“Instead of trying to lock up our resources, we should develop them as part of a balanced energy plan,” said Murkowski, the ranking member of the Senate Energy and Natural Resources Committee.
Parnell touted his plan in May at a U.S. Chamber of Commerce event and made it the focus of a Republican response to one of the president’s weekly addresses last month.
“The debate on ANWR has not kept up with the technology,” he said at a news conference this month. “Why wouldn’t you want to know what’s out there if it has limited impact?”
Parnell has offered $50 million to begin the seismic study. After Interior Secretary Sally Jewell rebuffed his request for federal support in the effort, he threatened to go it alone.
Parnell still needs permission from the Interior Department, which oversees the fish and wildlife agency, to conduct the study.
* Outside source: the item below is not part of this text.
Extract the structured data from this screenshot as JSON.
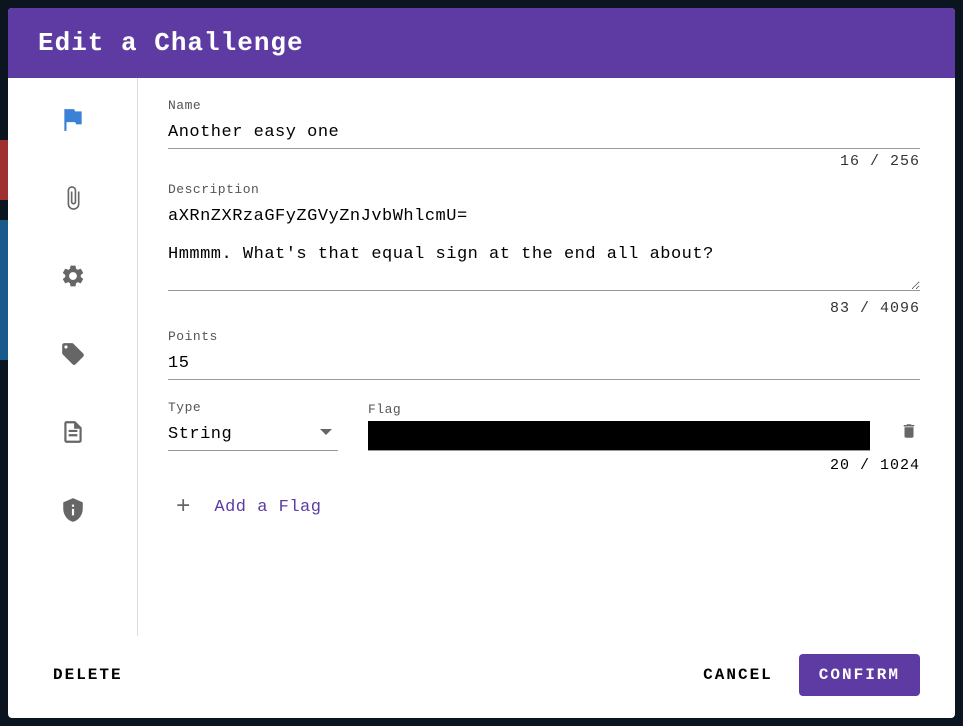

But Parnell has argued that the 1980 law entrusting the federal government to manage this region requires the administration to approve his plan.
“We think there will be some explaining to do if the federal government looks at this and says no,” he said, suggesting that a lawsuit against the federal government is the likely next step.
For her part, Jewell reiterated her opposition to the plan in a letter this week.
“That is not something we support,” she said.
A legal battle could stall wilderness designation for ANWR and potentially allow time for a drilling-friendly administration to change course.
In Congress, both sides are determined to stand their ground. While Alaska’s delegation, along with oil and gas industry supporters, have not succeeded in opening the area to drilling, members who side with environmentalists have been unable to permanently take oil and gas development in the refuge off the table. Sen. Edward J. Markey, D-Mass., introduced such a bill (HR 139) when he was in the House and a member of its Energy and Commerce panel.
Environmentalists contend that Parnell is misreading the law and Congress did not intend to allow drilling when it moved to preserve this unique national landmark. They note that a seismic study was already conducted in the 1980s and that a second one would unnecessarily damage the pristine land.
“You don’t get a second bite at that apple,” Lydia Weiss, Arctic Refuge campaign director at the Alaska Wilderness League, said in an interview.
Parnell’s camp responded that the initial study is archaic and that advances in seismic technology make it possible to conduct a more accurate study with limited impact on the land.
The U.S. Geological Survey estimates that 5.7 billion to 16 billion barrels of technically recoverable oil may be there.
Proponents say the estimate is likely conservative and that drilling in ANWR could offer the country a potential energy source worth $1 trillion that could free the nation from dependency on foreign oil. Critics say the volume of recoverable oil would have little impact on world markets and does not justify the potential environmental harm.
“It’s America’s national wildlife refuge,” Weiss said. “It doesn’t just belong to Alaska, and it doesn’t just belong to Alaska’s senators.”